● **TASK DESCRIPTION**
Below are records to write out again, exactly as they read.

● **AVAILABLE RECORDS**
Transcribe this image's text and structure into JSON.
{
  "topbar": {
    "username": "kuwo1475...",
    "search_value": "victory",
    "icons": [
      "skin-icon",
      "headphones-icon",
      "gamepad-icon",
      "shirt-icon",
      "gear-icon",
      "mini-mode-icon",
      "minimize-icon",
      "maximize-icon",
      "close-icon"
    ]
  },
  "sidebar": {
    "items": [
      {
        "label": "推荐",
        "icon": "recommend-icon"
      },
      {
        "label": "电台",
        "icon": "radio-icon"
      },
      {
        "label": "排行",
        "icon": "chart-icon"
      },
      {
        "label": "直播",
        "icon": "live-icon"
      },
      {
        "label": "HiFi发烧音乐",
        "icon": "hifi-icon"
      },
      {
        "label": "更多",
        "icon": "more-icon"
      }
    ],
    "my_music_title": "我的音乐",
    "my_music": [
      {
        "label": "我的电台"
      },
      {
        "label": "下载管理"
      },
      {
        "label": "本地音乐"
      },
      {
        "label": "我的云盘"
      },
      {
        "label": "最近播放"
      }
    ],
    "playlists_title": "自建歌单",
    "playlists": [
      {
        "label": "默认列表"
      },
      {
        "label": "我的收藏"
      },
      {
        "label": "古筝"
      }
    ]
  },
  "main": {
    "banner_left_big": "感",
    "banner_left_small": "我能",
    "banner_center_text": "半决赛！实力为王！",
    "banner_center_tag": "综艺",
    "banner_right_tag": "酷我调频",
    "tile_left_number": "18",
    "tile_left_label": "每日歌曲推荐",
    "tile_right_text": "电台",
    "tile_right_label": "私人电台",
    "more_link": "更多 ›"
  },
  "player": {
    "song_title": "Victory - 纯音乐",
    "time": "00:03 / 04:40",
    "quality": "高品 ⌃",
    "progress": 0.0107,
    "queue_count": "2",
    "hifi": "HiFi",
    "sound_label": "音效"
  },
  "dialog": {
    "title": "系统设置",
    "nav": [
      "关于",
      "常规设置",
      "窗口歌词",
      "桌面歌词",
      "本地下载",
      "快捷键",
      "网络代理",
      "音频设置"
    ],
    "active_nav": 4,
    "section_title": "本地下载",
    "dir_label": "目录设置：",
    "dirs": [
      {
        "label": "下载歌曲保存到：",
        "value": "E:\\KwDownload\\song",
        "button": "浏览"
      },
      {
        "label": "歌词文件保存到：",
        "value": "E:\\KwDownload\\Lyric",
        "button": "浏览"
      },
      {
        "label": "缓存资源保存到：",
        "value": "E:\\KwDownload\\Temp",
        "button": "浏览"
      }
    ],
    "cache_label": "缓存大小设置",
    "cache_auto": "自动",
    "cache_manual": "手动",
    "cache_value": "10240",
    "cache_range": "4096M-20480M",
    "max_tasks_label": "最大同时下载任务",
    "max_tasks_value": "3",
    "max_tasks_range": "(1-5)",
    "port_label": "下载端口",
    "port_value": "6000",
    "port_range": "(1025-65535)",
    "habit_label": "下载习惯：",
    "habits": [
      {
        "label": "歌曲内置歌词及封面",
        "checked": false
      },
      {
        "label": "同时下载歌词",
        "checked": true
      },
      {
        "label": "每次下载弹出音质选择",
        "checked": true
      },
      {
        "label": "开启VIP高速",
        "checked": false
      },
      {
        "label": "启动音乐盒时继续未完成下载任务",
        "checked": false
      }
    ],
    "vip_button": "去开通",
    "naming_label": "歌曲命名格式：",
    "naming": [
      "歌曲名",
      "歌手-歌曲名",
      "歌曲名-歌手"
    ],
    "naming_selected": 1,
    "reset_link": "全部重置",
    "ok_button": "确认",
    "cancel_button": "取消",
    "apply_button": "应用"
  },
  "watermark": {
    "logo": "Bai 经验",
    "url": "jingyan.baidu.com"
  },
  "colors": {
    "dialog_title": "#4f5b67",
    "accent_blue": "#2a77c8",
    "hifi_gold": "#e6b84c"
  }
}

● **YOUR SOLUTION**
Transcribe this image's text and structure into JSON.
{
  "topbar": {
    "username": "kuwo1475...",
    "search_value": "victory",
    "icons": [
      "skin-icon",
      "headphones-icon",
      "gamepad-icon",
      "shirt-icon",
      "gear-icon",
      "mini-mode-icon",
      "minimize-icon",
      "maximize-icon",
      "close-icon"
    ]
  },
  "sidebar": {
    "items": [
      {
        "label": "推荐",
        "icon": "recommend-icon"
      },
      {
        "label": "电台",
        "icon": "radio-icon"
      },
      {
        "label": "排行",
        "icon": "chart-icon"
      },
      {
        "label": "直播",
        "icon": "live-icon"
      },
      {
        "label": "HiFi发烧音乐",
        "icon": "hifi-icon"
      },
      {
        "label": "更多",
        "icon": "more-icon"
      }
    ],
    "my_music_title": "我的音乐",
    "my_music": [
      {
        "label": "我的电台"
      },
      {
        "label": "下载管理"
      },
      {
        "label": "本地音乐"
      },
      {
        "label": "我的云盘"
      },
      {
        "label": "最近播放"
      }
    ],
    "playlists_title": "自建歌单",
    "playlists": [
      {
        "label": "默认列表"
      },
      {
        "label": "我的收藏"
      },
      {
        "label": "古筝"
      }
    ]
  },
  "main": {
    "banner_left_big": "感",
    "banner_left_small": "我能",
    "banner_center_text": "半决赛！实力为王！",
    "banner_center_tag": "综艺",
    "banner_right_tag": "酷我调频",
    "tile_left_number": "18",
    "tile_left_label": "每日歌曲推荐",
    "tile_right_text": "电台",
    "tile_right_label": "私人电台",
    "more_link": "更多 ›"
  },
  "player": {
    "song_title": "Victory - 纯音乐",
    "time": "00:03 / 04:40",
    "quality": "高品 ⌃",
    "progress": 0.0107,
    "queue_count": "2",
    "hifi": "HiFi",
    "sound_label": "音效"
  },
  "dialog": {
    "title": "系统设置",
    "nav": [
      "关于",
      "常规设置",
      "窗口歌词",
      "桌面歌词",
      "本地下载",
      "快捷键",
      "网络代理",
      "音频设置"
    ],
    "active_nav": 4,
    "section_title": "本地下载",
    "dir_label": "目录设置：",
    "dirs": [
      {
        "label": "下载歌曲保存到：",
        "value": "E:\\KwDownload\\song",
        "button": "浏览"
      },
      {
        "label": "歌词文件保存到：",
        "value": "E:\\KwDownload\\Lyric",
        "button": "浏览"
      },
      {
        "label": "缓存资源保存到：",
        "value": "E:\\KwDownload\\Temp",
        "button": "浏览"
      }
    ],
    "cache_label": "缓存大小设置",
    "cache_auto": "自动",
    "cache_manual": "手动",
    "cache_value": "10240",
    "cache_range": "4096M-20480M",
    "max_tasks_label": "最大同时下载任务",
    "max_tasks_value": "3",
    "max_tasks_range": "(1-5)",
    "port_label": "下载端口",
    "port_value": "6000",
    "port_range": "(1025-65535)",
    "habit_label": "下载习惯：",
    "habits": [
      {
        "label": "歌曲内置歌词及封面",
        "checked": false
      },
      {
        "label": "同时下载歌词",
        "checked": true
      },
      {
        "label": "每次下载弹出音质选择",
        "checked": true
      },
      {
        "label": "开启VIP高速",
        "checked": false
      },
      {
        "label": "启动音乐盒时继续未完成下载任务",
        "checked": false
      }
    ],
    "vip_button": "去开通",
    "naming_label": "歌曲命名格式：",
    "naming": [
      "歌曲名",
      "歌手-歌曲名",
      "歌曲名-歌手"
    ],
    "naming_selected": 1,
    "reset_link": "全部重置",
    "ok_button": "确认",
    "cancel_button": "取消",
    "apply_button": "应用"
  },
  "watermark": {
    "logo": "Bai 经验",
    "url": "jingyan.baidu.com"
  },
  "colors": {
    "dialog_title": "#4f5b67",
    "accent_blue": "#2a77c8",
    "hifi_gold": "#e6b84c"
  }
}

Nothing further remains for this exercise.